But here’s the key. We’re usually in a rush or tired, etc. for a period of time before we make an error. Sometimes, even though we’re rushing or frustrated, we don’t make any errors at all. But we’re usually in the state for a period of time before we make the error. Since there are only four critical errors, if we could just get people to quickly think about not making one of these errors whenever they notice that they’re in one of these states, they would be much less likely to make one of these injury-causing errors – anywhere, anytime, on or off-the-job. In all, there are four critical error reduction techniques that people need to learn. (See Figure #1)

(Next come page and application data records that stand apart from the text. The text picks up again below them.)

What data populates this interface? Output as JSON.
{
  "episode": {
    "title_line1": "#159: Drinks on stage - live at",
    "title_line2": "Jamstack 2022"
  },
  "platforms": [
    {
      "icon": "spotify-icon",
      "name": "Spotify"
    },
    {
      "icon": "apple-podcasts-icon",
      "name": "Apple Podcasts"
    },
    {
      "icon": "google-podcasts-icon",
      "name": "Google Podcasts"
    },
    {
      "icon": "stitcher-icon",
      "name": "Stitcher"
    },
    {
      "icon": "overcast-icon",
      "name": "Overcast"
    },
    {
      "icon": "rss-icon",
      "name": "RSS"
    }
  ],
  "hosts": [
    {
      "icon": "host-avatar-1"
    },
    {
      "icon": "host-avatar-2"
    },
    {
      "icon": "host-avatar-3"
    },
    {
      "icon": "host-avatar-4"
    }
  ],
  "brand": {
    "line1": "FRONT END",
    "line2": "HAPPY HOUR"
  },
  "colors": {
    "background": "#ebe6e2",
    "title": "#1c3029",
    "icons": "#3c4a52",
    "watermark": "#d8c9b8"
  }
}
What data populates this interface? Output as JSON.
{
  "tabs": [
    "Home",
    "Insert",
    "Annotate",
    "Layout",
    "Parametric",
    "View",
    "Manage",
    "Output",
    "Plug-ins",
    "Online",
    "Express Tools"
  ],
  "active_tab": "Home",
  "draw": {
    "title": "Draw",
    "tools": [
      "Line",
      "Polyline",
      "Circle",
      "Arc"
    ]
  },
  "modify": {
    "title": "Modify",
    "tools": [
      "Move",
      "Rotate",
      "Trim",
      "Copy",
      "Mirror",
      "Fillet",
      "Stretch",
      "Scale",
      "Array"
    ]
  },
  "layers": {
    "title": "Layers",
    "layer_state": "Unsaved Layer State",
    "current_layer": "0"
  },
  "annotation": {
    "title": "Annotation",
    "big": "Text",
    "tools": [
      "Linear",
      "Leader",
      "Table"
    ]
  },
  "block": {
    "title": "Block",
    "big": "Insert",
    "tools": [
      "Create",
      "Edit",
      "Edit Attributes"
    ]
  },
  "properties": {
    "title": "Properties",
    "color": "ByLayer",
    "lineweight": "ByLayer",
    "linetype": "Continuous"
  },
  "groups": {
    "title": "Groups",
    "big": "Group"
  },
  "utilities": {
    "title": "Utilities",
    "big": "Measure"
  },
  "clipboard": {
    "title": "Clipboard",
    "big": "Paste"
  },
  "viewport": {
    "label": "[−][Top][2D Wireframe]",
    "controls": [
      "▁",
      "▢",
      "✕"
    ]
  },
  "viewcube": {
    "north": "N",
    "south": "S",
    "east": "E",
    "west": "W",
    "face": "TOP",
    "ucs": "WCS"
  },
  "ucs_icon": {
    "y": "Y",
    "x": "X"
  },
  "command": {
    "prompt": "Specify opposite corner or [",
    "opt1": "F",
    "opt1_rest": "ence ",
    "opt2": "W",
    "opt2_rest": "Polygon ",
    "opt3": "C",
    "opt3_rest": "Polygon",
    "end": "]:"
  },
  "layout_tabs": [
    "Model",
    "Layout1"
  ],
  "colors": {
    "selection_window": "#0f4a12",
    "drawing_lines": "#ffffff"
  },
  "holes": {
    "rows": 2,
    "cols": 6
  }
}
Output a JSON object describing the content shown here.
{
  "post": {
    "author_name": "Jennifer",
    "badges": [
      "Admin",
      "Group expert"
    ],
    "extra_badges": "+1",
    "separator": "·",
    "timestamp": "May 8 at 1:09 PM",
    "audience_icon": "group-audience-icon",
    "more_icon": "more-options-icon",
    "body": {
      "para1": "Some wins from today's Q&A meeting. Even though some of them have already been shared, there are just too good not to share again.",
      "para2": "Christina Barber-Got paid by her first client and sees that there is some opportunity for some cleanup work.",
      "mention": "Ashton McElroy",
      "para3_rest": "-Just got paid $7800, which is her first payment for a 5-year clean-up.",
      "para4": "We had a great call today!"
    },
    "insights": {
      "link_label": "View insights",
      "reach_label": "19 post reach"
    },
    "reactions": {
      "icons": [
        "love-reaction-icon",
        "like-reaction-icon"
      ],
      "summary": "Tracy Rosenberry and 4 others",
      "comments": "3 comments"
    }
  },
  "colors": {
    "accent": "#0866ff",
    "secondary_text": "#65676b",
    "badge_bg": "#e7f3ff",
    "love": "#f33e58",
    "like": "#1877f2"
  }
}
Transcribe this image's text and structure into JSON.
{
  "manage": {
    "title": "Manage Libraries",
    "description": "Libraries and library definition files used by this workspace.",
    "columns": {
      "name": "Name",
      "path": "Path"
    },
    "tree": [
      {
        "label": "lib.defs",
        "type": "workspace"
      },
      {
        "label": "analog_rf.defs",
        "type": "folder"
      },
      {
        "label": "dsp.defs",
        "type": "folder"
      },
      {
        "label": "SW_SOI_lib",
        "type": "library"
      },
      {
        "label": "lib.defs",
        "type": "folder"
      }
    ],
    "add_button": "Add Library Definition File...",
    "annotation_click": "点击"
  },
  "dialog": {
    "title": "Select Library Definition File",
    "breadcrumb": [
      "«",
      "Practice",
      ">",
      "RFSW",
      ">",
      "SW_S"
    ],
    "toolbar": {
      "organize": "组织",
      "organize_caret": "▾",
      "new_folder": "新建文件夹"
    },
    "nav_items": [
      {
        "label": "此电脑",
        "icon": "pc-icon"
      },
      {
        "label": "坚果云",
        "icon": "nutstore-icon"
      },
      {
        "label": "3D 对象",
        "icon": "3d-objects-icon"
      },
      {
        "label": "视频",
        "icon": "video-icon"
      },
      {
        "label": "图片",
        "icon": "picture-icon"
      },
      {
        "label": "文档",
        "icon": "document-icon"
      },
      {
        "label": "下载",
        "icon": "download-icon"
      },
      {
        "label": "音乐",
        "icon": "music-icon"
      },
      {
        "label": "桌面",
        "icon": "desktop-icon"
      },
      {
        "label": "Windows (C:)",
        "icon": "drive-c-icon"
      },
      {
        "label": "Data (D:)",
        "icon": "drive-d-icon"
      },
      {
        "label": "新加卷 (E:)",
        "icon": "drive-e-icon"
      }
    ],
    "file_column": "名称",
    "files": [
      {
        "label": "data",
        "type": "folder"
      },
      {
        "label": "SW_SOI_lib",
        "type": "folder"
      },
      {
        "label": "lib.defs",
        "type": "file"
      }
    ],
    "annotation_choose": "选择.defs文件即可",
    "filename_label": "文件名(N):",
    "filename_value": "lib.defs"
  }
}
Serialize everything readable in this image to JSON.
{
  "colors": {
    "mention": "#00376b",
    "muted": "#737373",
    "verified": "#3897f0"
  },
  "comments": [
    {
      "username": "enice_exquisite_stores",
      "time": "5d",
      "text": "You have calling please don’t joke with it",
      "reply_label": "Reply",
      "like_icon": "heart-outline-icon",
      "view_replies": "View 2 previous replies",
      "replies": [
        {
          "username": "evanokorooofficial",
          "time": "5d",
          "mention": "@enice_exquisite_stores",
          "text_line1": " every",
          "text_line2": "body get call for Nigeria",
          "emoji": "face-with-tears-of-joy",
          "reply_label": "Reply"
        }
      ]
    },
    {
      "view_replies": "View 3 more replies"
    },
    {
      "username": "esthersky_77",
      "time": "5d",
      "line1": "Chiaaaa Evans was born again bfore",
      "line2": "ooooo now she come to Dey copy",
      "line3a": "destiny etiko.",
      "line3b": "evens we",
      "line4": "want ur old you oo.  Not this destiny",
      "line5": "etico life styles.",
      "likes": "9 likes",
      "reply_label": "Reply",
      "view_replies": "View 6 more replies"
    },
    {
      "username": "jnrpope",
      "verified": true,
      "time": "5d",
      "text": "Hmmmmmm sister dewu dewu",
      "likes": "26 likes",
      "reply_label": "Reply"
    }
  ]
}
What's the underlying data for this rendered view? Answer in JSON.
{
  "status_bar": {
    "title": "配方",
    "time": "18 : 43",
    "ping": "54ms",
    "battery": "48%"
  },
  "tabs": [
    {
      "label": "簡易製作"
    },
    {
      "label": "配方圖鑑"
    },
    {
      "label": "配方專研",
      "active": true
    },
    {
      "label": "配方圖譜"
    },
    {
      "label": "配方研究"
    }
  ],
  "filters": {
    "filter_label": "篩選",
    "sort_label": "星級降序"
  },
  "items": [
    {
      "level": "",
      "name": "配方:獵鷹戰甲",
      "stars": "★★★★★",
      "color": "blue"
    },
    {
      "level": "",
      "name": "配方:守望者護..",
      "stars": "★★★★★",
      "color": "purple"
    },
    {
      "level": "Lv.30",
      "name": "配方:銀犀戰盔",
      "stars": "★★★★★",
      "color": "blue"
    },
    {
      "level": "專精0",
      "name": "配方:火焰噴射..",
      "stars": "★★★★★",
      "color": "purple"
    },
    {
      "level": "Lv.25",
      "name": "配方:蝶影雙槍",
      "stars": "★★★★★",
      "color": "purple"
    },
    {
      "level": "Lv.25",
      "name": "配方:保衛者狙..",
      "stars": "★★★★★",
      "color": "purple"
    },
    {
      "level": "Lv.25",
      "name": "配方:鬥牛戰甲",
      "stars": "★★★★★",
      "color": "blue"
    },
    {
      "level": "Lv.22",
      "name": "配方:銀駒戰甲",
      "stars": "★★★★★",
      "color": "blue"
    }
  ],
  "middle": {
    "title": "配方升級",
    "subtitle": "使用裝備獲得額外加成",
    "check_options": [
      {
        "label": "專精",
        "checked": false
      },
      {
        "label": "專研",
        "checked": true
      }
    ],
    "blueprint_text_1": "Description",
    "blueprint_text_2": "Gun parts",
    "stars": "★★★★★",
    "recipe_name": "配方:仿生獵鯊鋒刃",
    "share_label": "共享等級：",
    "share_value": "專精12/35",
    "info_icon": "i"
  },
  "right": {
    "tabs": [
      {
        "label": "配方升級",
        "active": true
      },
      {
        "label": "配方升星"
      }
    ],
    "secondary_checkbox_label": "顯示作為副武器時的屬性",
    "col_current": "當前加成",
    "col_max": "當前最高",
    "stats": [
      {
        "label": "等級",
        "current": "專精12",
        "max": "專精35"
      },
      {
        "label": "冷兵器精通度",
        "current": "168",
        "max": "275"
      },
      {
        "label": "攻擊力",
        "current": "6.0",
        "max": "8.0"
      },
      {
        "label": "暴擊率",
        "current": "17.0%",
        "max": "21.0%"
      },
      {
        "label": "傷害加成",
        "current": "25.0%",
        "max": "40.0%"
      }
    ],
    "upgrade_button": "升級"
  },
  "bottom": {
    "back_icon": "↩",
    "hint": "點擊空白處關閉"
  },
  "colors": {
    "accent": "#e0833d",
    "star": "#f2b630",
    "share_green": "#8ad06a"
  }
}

This type of training skill is different than information about a hazard or how to read a label/MSDS. Skills require practice or repetition. Since skills are acquired over time, it’s best to spread this type of training out over a period of time (5-10 weeks).
However, once the people learn these skills, they can apply them anywhere, anytime.
Now that would be safety training that anybody would appreciate. Something simple, that was efficient (over 90% of all serious acute injuries), that’s free – it won’t cost them any money, and that they could use anywhere: at work, at home and most importantly, on the highway.
So, if you want people to “buy-in” to your safety program, most likely you are going to have to buy-in to their safety program. Or, if you will, you’ll have to give them safety training on their terms, not just yours.
Larry Wilson has been a behavior-based safety consultant for over 25 years. He has worked with over 2,500 companies in Canada, the United States, Mexico, South America, the Pacific Rim and Europe. He is also the author of SafeStart, an advanced safety awareness program currently being used by over 2,000,000 people in 50 countries worldwide.
Get the PDF version
You can download a printable PDF of the article using the button below.